- Work required: What is needed is an exact copy of the entries, with the pictures excluded.

◆ ◆ ◆ ◆ ◆ ◆ ◆

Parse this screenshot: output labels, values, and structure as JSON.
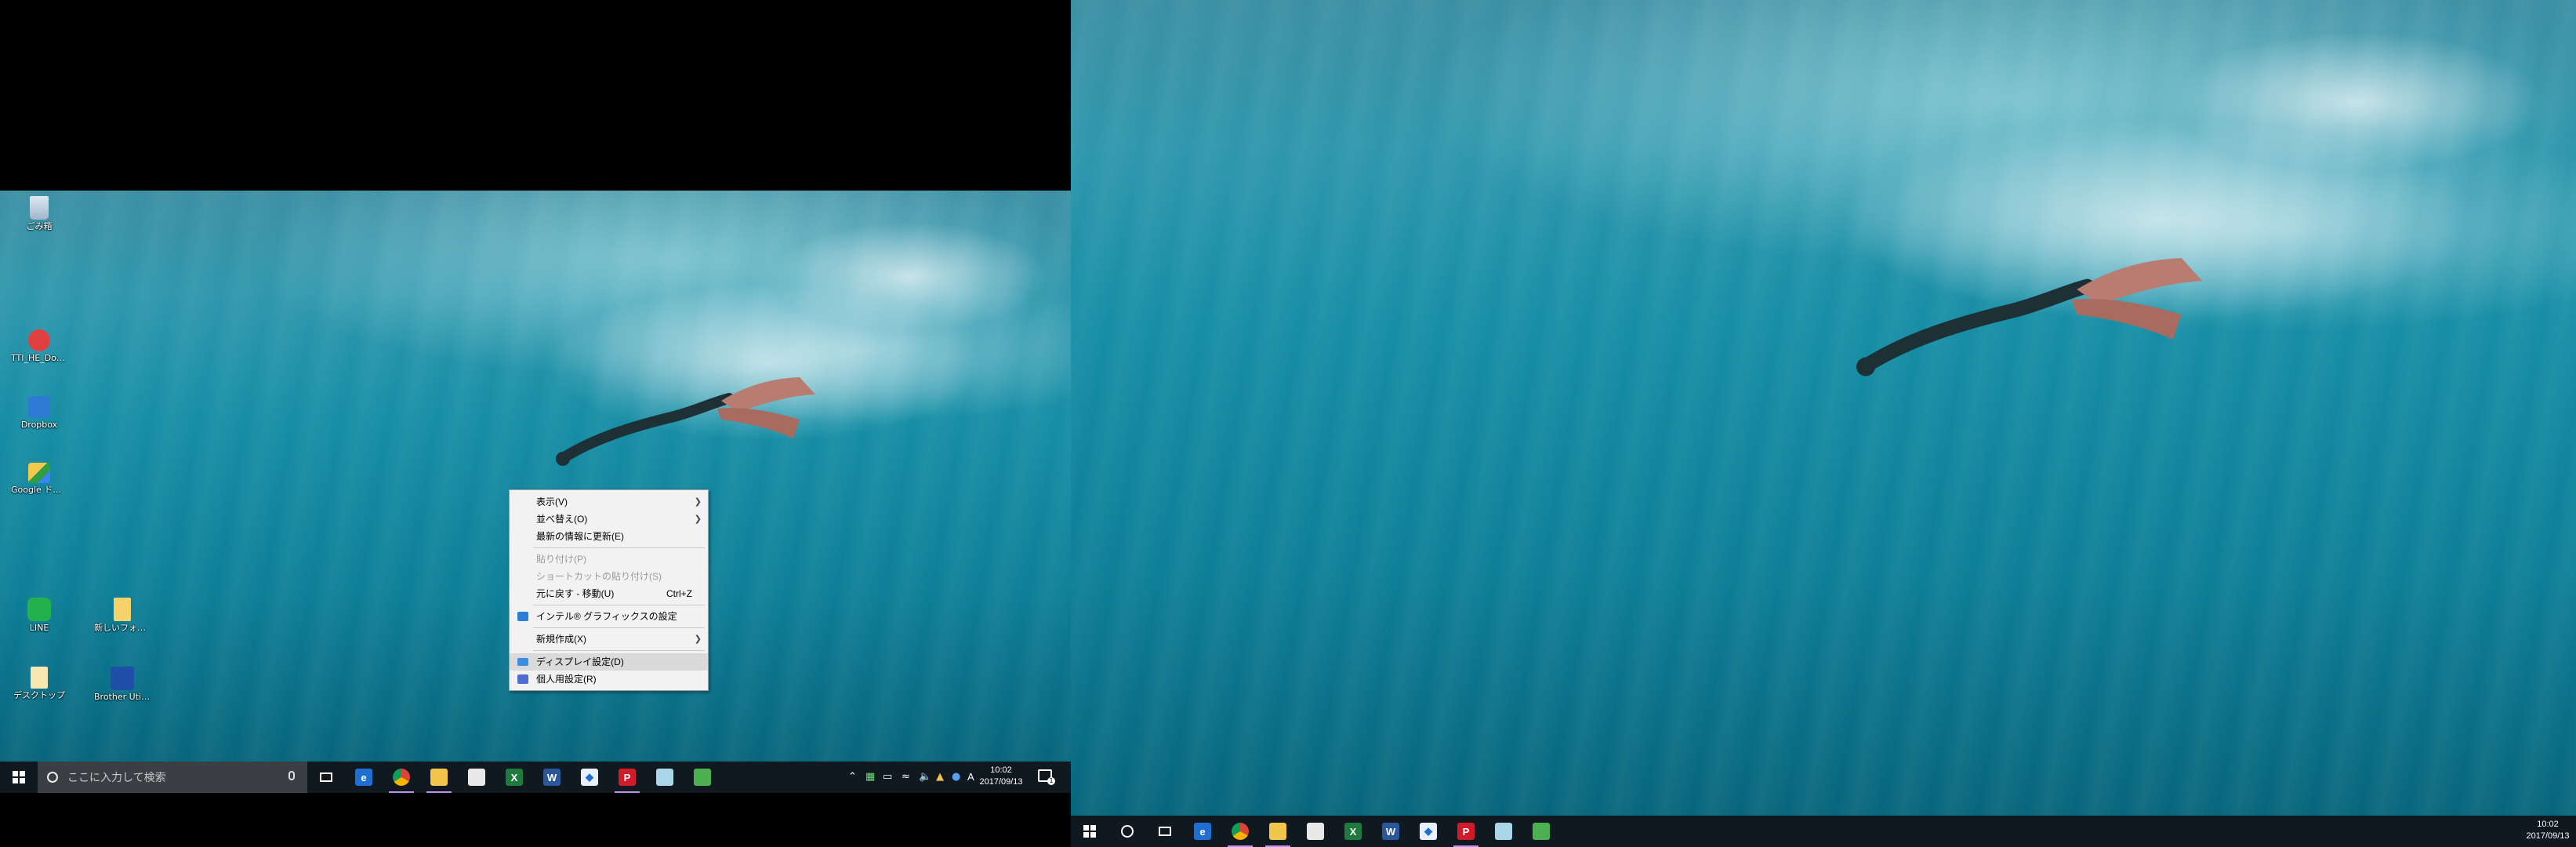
{
  "desktop_icons": [
    {
      "label": "ごみ箱"
    },
    {
      "label": "TTI_HE_Downloa..."
    },
    {
      "label": "Dropbox"
    },
    {
      "label": "Google ドライブ"
    },
    {
      "label": "LINE"
    },
    {
      "label": "新しいフォルダー"
    },
    {
      "label": "デスクトップ"
    },
    {
      "label": "Brother Utilities"
    }
  ],
  "context_menu": {
    "items": [
      {
        "label": "表示(V)"
      },
      {
        "label": "並べ替え(O)"
      },
      {
        "label": "最新の情報に更新(E)"
      },
      {
        "label": "貼り付け(P)"
      },
      {
        "label": "ショートカットの貼り付け(S)"
      },
      {
        "label": "元に戻す - 移動(U)",
        "shortcut": "Ctrl+Z"
      },
      {
        "label": "インテル® グラフィックスの設定"
      },
      {
        "label": "新規作成(X)"
      },
      {
        "label": "ディスプレイ設定(D)"
      },
      {
        "label": "個人用設定(R)"
      }
    ]
  },
  "taskbar_left": {
    "search_placeholder": "ここに入力して検索",
    "ime_indicator": "A",
    "time": "10:02",
    "date": "2017/09/13",
    "notification_count": "1"
  },
  "taskbar_right": {
    "time": "10:02",
    "date": "2017/09/13"
  },
  "taskbar_apps": [
    "edge-icon",
    "chrome-icon",
    "file-explorer-icon",
    "store-icon",
    "excel-icon",
    "word-icon",
    "dropbox-icon",
    "acrobat-icon",
    "notepad-icon",
    "evernote-icon"
  ],
  "colors": {
    "taskbar": "#101820",
    "active_indicator": "#c28ff0",
    "water": "#168ea5"
  }
}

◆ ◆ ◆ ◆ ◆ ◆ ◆

- Result of this exercise:
Parse this screenshot: output labels, values, and structure as JSON.
{
  "desktop_icons": [
    {
      "label": "ごみ箱"
    },
    {
      "label": "TTI_HE_Downloa..."
    },
    {
      "label": "Dropbox"
    },
    {
      "label": "Google ドライブ"
    },
    {
      "label": "LINE"
    },
    {
      "label": "新しいフォルダー"
    },
    {
      "label": "デスクトップ"
    },
    {
      "label": "Brother Utilities"
    }
  ],
  "context_menu": {
    "items": [
      {
        "label": "表示(V)"
      },
      {
        "label": "並べ替え(O)"
      },
      {
        "label": "最新の情報に更新(E)"
      },
      {
        "label": "貼り付け(P)"
      },
      {
        "label": "ショートカットの貼り付け(S)"
      },
      {
        "label": "元に戻す - 移動(U)",
        "shortcut": "Ctrl+Z"
      },
      {
        "label": "インテル® グラフィックスの設定"
      },
      {
        "label": "新規作成(X)"
      },
      {
        "label": "ディスプレイ設定(D)"
      },
      {
        "label": "個人用設定(R)"
      }
    ]
  },
  "taskbar_left": {
    "search_placeholder": "ここに入力して検索",
    "ime_indicator": "A",
    "time": "10:02",
    "date": "2017/09/13",
    "notification_count": "1"
  },
  "taskbar_right": {
    "time": "10:02",
    "date": "2017/09/13"
  },
  "taskbar_apps": [
    "edge-icon",
    "chrome-icon",
    "file-explorer-icon",
    "store-icon",
    "excel-icon",
    "word-icon",
    "dropbox-icon",
    "acrobat-icon",
    "notepad-icon",
    "evernote-icon"
  ],
  "colors": {
    "taskbar": "#101820",
    "active_indicator": "#c28ff0",
    "water": "#168ea5"
  }
}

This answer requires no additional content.